Viktor Bout goes before US judge, facing four charges

Russian businessman Viktor Bout has been brought before a US judge for the first time, just one day after being extradited from Thailand. He will go on trial on four charges, including supporting terrorists.

“Accused armed dealer Viktor Bout begins to face American justice,” said Preet Bharara, US Attorney for Southern District of New York.

Viktor Bout came into US custody on Tuesday. In the courtroom, Viktor Bout, dubbed the “Merchant of Death” in the United States, pleaded not guilty to all allegations.

In the course of a brief news conference on Wednesday, US prosecutors detailed the charges brought against the Russian citizen.

“Viktor Bout now stands charged in this district, the Southern District of New York, with four charges,” said Preet Bharara, US Attorney for Southern District of New York. “One: conspiring to kill United States’ nationals. Two: conspiring to kill United States officers and employees. Three: conspiring to use and acquire anti-aircraft missiles and four: conspiring to provide material support to the FARC.”

Meantime, the US, too, stands accused of breaking laws to grab the Russian businessman – organizing a swift extradition from Thailand involving some 50 federal agents and US marshals and keeping the operation a secret from Bout’s lawyer, family, and Russian officials.

“Despite two rulings in Thailand’s criminal court, saying Viktor Bout’s guilt was not proven, the Thai government has still decided to hand him over to the US,” Russian Foreign Minister Sergey Lavrov said. “I consider this unprecedented political pressure on a legal process and on Thailand’s government.”

Moscow has called the extradition of their citizen a “striking injustice”.

Bout, a former army officer, was arrested in Bangkok in March 2008, in a sting operation involving American law enforcement officials.

His wife Alla Bout, who even did not get a chance to say goodbye to her husband in Thailand, accuses the US of kidnapping him as a political pawn.

“This operation was illegal. It was done after lobbying from the US. Viktor was shipped to the US as if he were just a thing, without documents and without Russian Embassy being informed,” Alla Bout said.

Viktor Mizin of the Moscow University of International Relations, says there were there no serious grounds for Viktor Bout’s extradition to the United States.

“Nobody proved that he was actually involved in all these dirty dealings in which he is accused by the American side,” he said. “It is all based only on some kind of hearsay, some kind of rumors which, of course, are not a solid ground for whisking away an innocent man from the other country and bringing him to the United States.”
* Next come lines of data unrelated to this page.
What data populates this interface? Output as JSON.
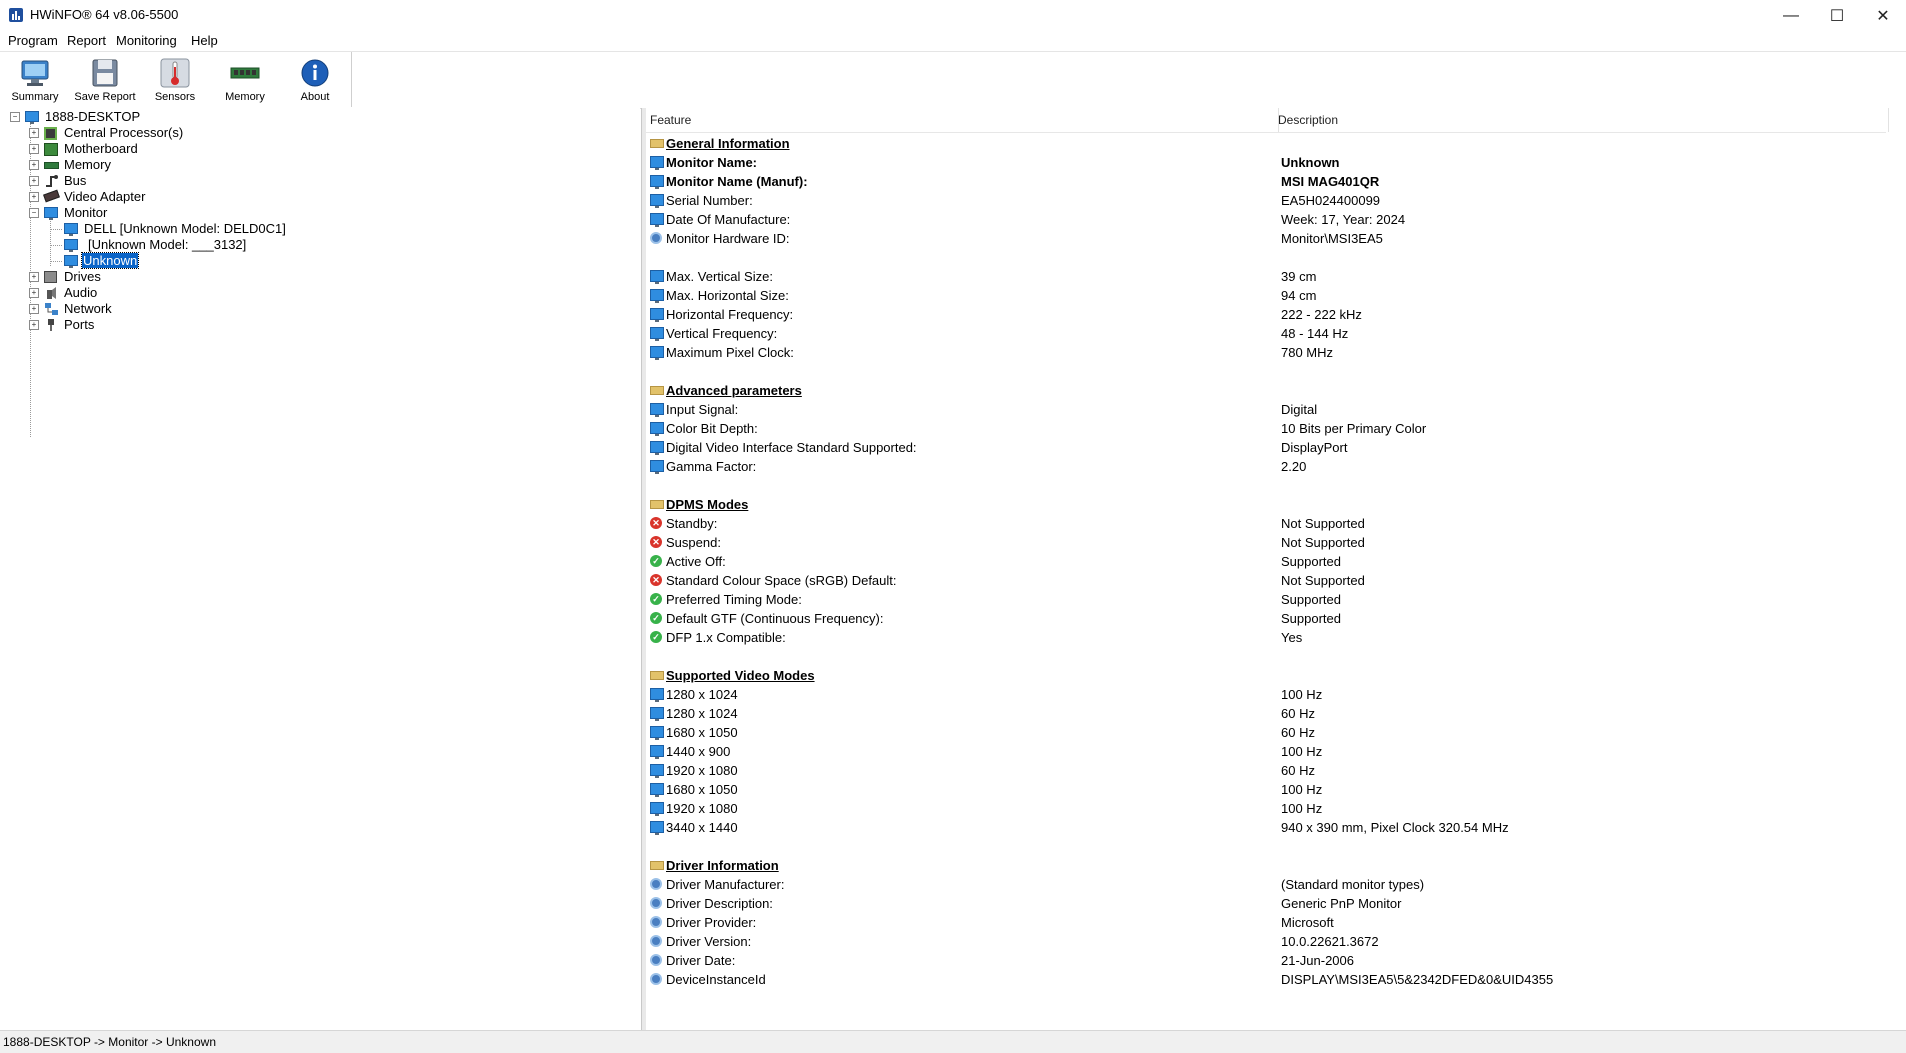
{
  "window": {
    "title": "HWiNFO® 64 v8.06-5500",
    "minimize": "—",
    "maximize": "☐",
    "close": "✕"
  },
  "menu": [
    "Program",
    "Report",
    "Monitoring",
    "Help"
  ],
  "toolbar": [
    {
      "label": "Summary",
      "icon": "monitor-icon"
    },
    {
      "label": "Save Report",
      "icon": "floppy-icon"
    },
    {
      "label": "Sensors",
      "icon": "thermometer-icon"
    },
    {
      "label": "Memory",
      "icon": "memory-chip-icon"
    },
    {
      "label": "About",
      "icon": "info-icon"
    }
  ],
  "tree": {
    "root": "1888-DESKTOP",
    "items": [
      {
        "label": "Central Processor(s)",
        "icon": "cpu-icon",
        "expander": "+"
      },
      {
        "label": "Motherboard",
        "icon": "motherboard-icon",
        "expander": "+"
      },
      {
        "label": "Memory",
        "icon": "memory-icon",
        "expander": "+"
      },
      {
        "label": "Bus",
        "icon": "bus-icon",
        "expander": "+"
      },
      {
        "label": "Video Adapter",
        "icon": "video-adapter-icon",
        "expander": "+"
      },
      {
        "label": "Monitor",
        "icon": "monitor-icon",
        "expander": "−"
      },
      {
        "label": "Drives",
        "icon": "drives-icon",
        "expander": "+"
      },
      {
        "label": "Audio",
        "icon": "audio-icon",
        "expander": "+"
      },
      {
        "label": "Network",
        "icon": "network-icon",
        "expander": "+"
      },
      {
        "label": "Ports",
        "icon": "ports-icon",
        "expander": "+"
      }
    ],
    "monitor_children": [
      "DELL [Unknown Model: DELD0C1]",
      "[Unknown Model: ___3132]",
      "Unknown"
    ]
  },
  "details": {
    "col_feature": "Feature",
    "col_description": "Description",
    "rows": [
      {
        "type": "section",
        "feature": "General Information",
        "icon": "folder"
      },
      {
        "type": "item",
        "feature": "Monitor Name:",
        "desc": "Unknown",
        "icon": "monitor",
        "bold": true
      },
      {
        "type": "item",
        "feature": "Monitor Name (Manuf):",
        "desc": "MSI MAG401QR",
        "icon": "monitor",
        "bold": true
      },
      {
        "type": "item",
        "feature": "Serial Number:",
        "desc": "EA5H024400099",
        "icon": "monitor"
      },
      {
        "type": "item",
        "feature": "Date Of Manufacture:",
        "desc": "Week: 17, Year: 2024",
        "icon": "monitor"
      },
      {
        "type": "item",
        "feature": "Monitor Hardware ID:",
        "desc": "Monitor\\MSI3EA5",
        "icon": "gear"
      },
      {
        "type": "blank"
      },
      {
        "type": "item",
        "feature": "Max. Vertical Size:",
        "desc": "39 cm",
        "icon": "monitor"
      },
      {
        "type": "item",
        "feature": "Max. Horizontal Size:",
        "desc": "94 cm",
        "icon": "monitor"
      },
      {
        "type": "item",
        "feature": "Horizontal Frequency:",
        "desc": "222 - 222 kHz",
        "icon": "monitor"
      },
      {
        "type": "item",
        "feature": "Vertical Frequency:",
        "desc": "48 - 144 Hz",
        "icon": "monitor"
      },
      {
        "type": "item",
        "feature": "Maximum Pixel Clock:",
        "desc": "780 MHz",
        "icon": "monitor"
      },
      {
        "type": "blank"
      },
      {
        "type": "section",
        "feature": "Advanced parameters",
        "icon": "folder"
      },
      {
        "type": "item",
        "feature": "Input Signal:",
        "desc": "Digital",
        "icon": "monitor"
      },
      {
        "type": "item",
        "feature": "Color Bit Depth:",
        "desc": "10 Bits per Primary Color",
        "icon": "monitor"
      },
      {
        "type": "item",
        "feature": "Digital Video Interface Standard Supported:",
        "desc": "DisplayPort",
        "icon": "monitor"
      },
      {
        "type": "item",
        "feature": "Gamma Factor:",
        "desc": "2.20",
        "icon": "monitor"
      },
      {
        "type": "blank"
      },
      {
        "type": "section",
        "feature": "DPMS Modes",
        "icon": "folder"
      },
      {
        "type": "item",
        "feature": "Standby:",
        "desc": "Not Supported",
        "icon": "x"
      },
      {
        "type": "item",
        "feature": "Suspend:",
        "desc": "Not Supported",
        "icon": "x"
      },
      {
        "type": "item",
        "feature": "Active Off:",
        "desc": "Supported",
        "icon": "ok"
      },
      {
        "type": "item",
        "feature": "Standard Colour Space (sRGB) Default:",
        "desc": "Not Supported",
        "icon": "x"
      },
      {
        "type": "item",
        "feature": "Preferred Timing Mode:",
        "desc": "Supported",
        "icon": "ok"
      },
      {
        "type": "item",
        "feature": "Default GTF (Continuous Frequency):",
        "desc": "Supported",
        "icon": "ok"
      },
      {
        "type": "item",
        "feature": "DFP 1.x Compatible:",
        "desc": "Yes",
        "icon": "ok"
      },
      {
        "type": "blank"
      },
      {
        "type": "section",
        "feature": "Supported Video Modes",
        "icon": "folder"
      },
      {
        "type": "item",
        "feature": "1280 x 1024",
        "desc": "100 Hz",
        "icon": "monitor"
      },
      {
        "type": "item",
        "feature": "1280 x 1024",
        "desc": "60 Hz",
        "icon": "monitor"
      },
      {
        "type": "item",
        "feature": "1680 x 1050",
        "desc": "60 Hz",
        "icon": "monitor"
      },
      {
        "type": "item",
        "feature": "1440 x 900",
        "desc": "100 Hz",
        "icon": "monitor"
      },
      {
        "type": "item",
        "feature": "1920 x 1080",
        "desc": "60 Hz",
        "icon": "monitor"
      },
      {
        "type": "item",
        "feature": "1680 x 1050",
        "desc": "100 Hz",
        "icon": "monitor"
      },
      {
        "type": "item",
        "feature": "1920 x 1080",
        "desc": "100 Hz",
        "icon": "monitor"
      },
      {
        "type": "item",
        "feature": "3440 x 1440",
        "desc": "940 x 390 mm, Pixel Clock 320.54 MHz",
        "icon": "monitor"
      },
      {
        "type": "blank"
      },
      {
        "type": "section",
        "feature": "Driver Information",
        "icon": "folder"
      },
      {
        "type": "item",
        "feature": "Driver Manufacturer:",
        "desc": "(Standard monitor types)",
        "icon": "gear"
      },
      {
        "type": "item",
        "feature": "Driver Description:",
        "desc": "Generic PnP Monitor",
        "icon": "gear"
      },
      {
        "type": "item",
        "feature": "Driver Provider:",
        "desc": "Microsoft",
        "icon": "gear"
      },
      {
        "type": "item",
        "feature": "Driver Version:",
        "desc": "10.0.22621.3672",
        "icon": "gear"
      },
      {
        "type": "item",
        "feature": "Driver Date:",
        "desc": "21-Jun-2006",
        "icon": "gear"
      },
      {
        "type": "item",
        "feature": "DeviceInstanceId",
        "desc": "DISPLAY\\MSI3EA5\\5&2342DFED&0&UID4355",
        "icon": "gear"
      }
    ]
  },
  "status": "1888-DESKTOP -> Monitor -> Unknown",
  "colors": {
    "selection": "#0a64c8",
    "monitor_icon": "#2f8de0",
    "error": "#d9342b",
    "ok": "#38b24a"
  }
}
Viktor Bout is being held in solitary confinement at a federal prison in Lower Manhattan, with legal assistance from the Russian Consul.

Two Russian diplomats who visited Bout at the Metropolitan Correctional Center in New York on Wednesday say he has expressed a desire to seek additional assistance from outside counsel. Bout has also reportedly asked for assistance in relocating his wife Alla Bout to New York; she has spent the last two years along with Bout in Bangkok.

Andrey Yushmanov, the Russian Consul General in New York who visited Bout, said Bout claimed that US officials attempted to force a confession from him during a flight to New York.

“According to Viktor Bout, during the extradition the Americans attempted to convince him to make a confession of the crimes he had never committed, promising some kind of privileges in return,” Yushmanov said. “Bout rejected these offers.”

While some American media outlets call Bout “a super-informant” and speculate about dozens of secrets he must know, Kremlin officials say he has the level of support from Moscow that any Russian would have had in such circumstances.

A top Kremlin official stressed that Moscow is demanding fair treatment for its citizen, while not getting involved in the allegations that Bout faces.

“I want to stress that the US authorities have put some very serious and profound charges against this Russian citizen. We have nothing to conceal. We don’t consider this case as state secret or anything of the kind,” said Presidential Aide Sergey Prikhodko. “We want to see this investigation finalized. Bout has to answer all the questions raised by the US. He will be given protection and consular assistance. However, it doesn’t mean we are claiming that he is innocent.”

Washington has promised Bout a “fair and transparent” trial.

“Bout has been delivered to the US in accordance with the American-Thai agreement on extradition. He will receive a fair, open and transparent trial,” Phillip Crowley, Assistant Secretary of State, told a press briefing in Washington on Thursday. “As far as I am aware, the Russian consular staff has received full access to [Bout] to make sure that his rights are observed during the trial.”

Nevertheless, the chances of a fair trial for Viktor Bout are already in question, with the US media and the prosecution portraying him as a villain.

“I understand that there was a significant amount of political pressure put by the US on the Thai government – but I assure you that will be nothing compared to the pressure that the US is going to put on Mr. Bout,” said Douglas McNabb, a lawyer and expert on US international extraditions.